Chitosan is promoted as a fat "trapper," or blocker. It's a derivative of chitin, a fibrous substance that forms the cornerstone of shellfish exoskeletons. The initial claims for chitosan came from studies that showed it effectively mopped up fatlike industrial-waste products by forming an insoluble bond with them. That was followed by in vitro, or test-tube, studies, in which chitosan was placed in a beaker with a buffer and fat. The liquid was then stirred, and the resultant fat clumping was measured. Under those conditions, chitosan seemed to work.
But as with many other substances, what works outside the body isn't necessarily duplicated inside. Various studies that have tested the effects of chitosan on fat absorption and on weight loss in human subjects show that it has negligible effects. The latest research examining the fat-blocking characteristics of chitosan featured both male and female human subjects. 12 men and 12 women were told to follow specific diet plans that averaged five meals a day for 12 days. Participants took two capsules of a commercial chitosan supplement before each meal. The total daily doses averaged 2.5 grams. The extent of fat malabsorption induced by chitosan was measured by examining the subjects' fecal output.

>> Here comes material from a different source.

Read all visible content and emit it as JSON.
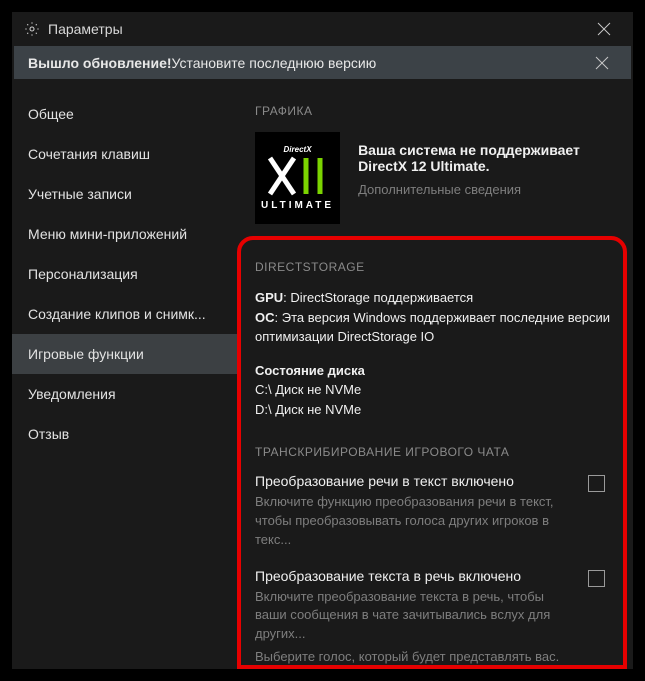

The fat intake per dose of chitosan averaged 10 to 76 grams in the male subjects and 10 to 60 grams in the women. The 2.5 grams of chitosan per day increased the fecal excretion of fat by 1.8 grams a day in men and zero in women. Why the female subjects didn't get the effect wasn't clear, but the amount of fat excreted by the men was inconsequential. It would take more than seven months for them to lose one pound of fat due to chitosan.